How far was into the process was that?
It was not me who realized. I had to be shown. We were in the studio in Reykjavik, in the process of some final mixing edits, and we were having technical problems. Mastering was booked and it seemed clear to me that there was no way we could make the mastering deadline so I was just about to call off the album release plans and then Kari, a friend in Iceland, sat me on the couch in the studio, asked Mio the engineer to line up the songs in the order that I'd planned for the album, and he told me to just listen to them all in order, as they were. I sat there, listened, and cried when it got to the end because it was finished and I hadn't noticed.
Because there was such a gap in between albums were these songs written over a long time span or in a concentrated period?
The new songs are mostly from the concentrated period preparing for the album, which is roughly from a three-year period after 2010.
How did the move to Iceland affect your writing?
The writing was already done by the time I started recording in Iceland. Iceland was the box of coloring pens.
I read the Irish Independent interview where you talked about needing a new sounding board in studio without Lisa Hannigan. How did Rick Rubin fill that role? What were the things that surprised you most about working with Rick and how he approached things?
Rick's approach was fluid when I was stuck, and solid when I needed some tying down. A kite needs to be tied down in order to fly. I learned how important restrictions can sometimes be in order to experience freedom.
Can you give an example or two of the restrictions you learned?
The best restriction I learned was getting into the habit of doing something, even if I didn't feel like it, instead of running away from it. Sometimes good work needs to be earned and when you can overcome yourself, the muse notices and celebrates.
You talked in the same interview about all the things you learned about yourself opening "every can of worms." What were the things that emerged in the writing that surprised you?
I realized that my thinking was the only thing that needed to change in order for the world around me to change.

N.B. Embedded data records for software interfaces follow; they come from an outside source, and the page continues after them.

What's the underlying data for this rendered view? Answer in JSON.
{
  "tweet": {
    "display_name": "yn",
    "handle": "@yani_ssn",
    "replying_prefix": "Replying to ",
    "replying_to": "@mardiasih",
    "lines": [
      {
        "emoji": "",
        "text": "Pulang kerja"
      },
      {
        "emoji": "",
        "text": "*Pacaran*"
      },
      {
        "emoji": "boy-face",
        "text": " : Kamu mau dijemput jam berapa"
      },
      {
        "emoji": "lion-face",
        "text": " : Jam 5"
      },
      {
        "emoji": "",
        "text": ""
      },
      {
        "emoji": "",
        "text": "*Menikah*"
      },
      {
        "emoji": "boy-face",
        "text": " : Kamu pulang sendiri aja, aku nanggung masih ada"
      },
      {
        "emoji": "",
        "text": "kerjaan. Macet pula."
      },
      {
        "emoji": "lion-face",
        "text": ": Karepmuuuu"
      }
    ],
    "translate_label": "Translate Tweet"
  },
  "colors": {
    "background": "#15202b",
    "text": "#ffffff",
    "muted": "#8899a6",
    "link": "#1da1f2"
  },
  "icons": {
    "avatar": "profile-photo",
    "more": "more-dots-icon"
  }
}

Can you give an example of how your thinking has changed?
I used to think that the fat, red Santa Claus and Christian God were real. I used to think that conditional love was love.
I saw the L.A. Cathedral show you did a few weeks ago, which was incredible! You're obviously a different person as you approach playing the older material. Are there songs from the first two albums you have a different appreciation for now?
I really appreciate that I still enjoy singing those songs and I really appreciate the experiences that led to those songs. No matter how painful or frustrating it may have felt at the time, I wouldn't change a thing. Truth is, I can't change a thing, so that's a relief.
You've mentioned the surprise success of O. What would you tell your younger self about how to handle all the attention that comes with surprise success?
It depends. Would you tell your children about the myth of Santa Claus or God?
Much of that success comes from the honesty and depth of the lyrics and people find themselves in there. What have been some of your favorite responses you've heard from people to how your songs have affected them?
I've enjoyed those couples who tell me details of their first night together which happened while listening to the music -- they speak so shamelessly and openly to me about it that it's impressive.
That is definite intimacy. Were you surprised when people shared those stories with you?
I was surprised mostly because a lot of the songs were about breakups and here were these couples getting together. Life has a curious way of balancing things I guess.
As a fan, what are some of those songs from others that you turn to or you find yourself identifying with deeply?
Leonard Cohen has a way with words, and with humor, that remind me to lighten up which I appreciate very much.
When you listen to My Faded Favourite Fantasy all the way through what do you take from it?
A desire to get back into the studio and record more music.
Does that mean that will happen anytime soon? Do you have an abundance of material written in the time between albums?
I have an abundance of enthusiasm however it would be foolish to think I can predict a future that doesn't exist.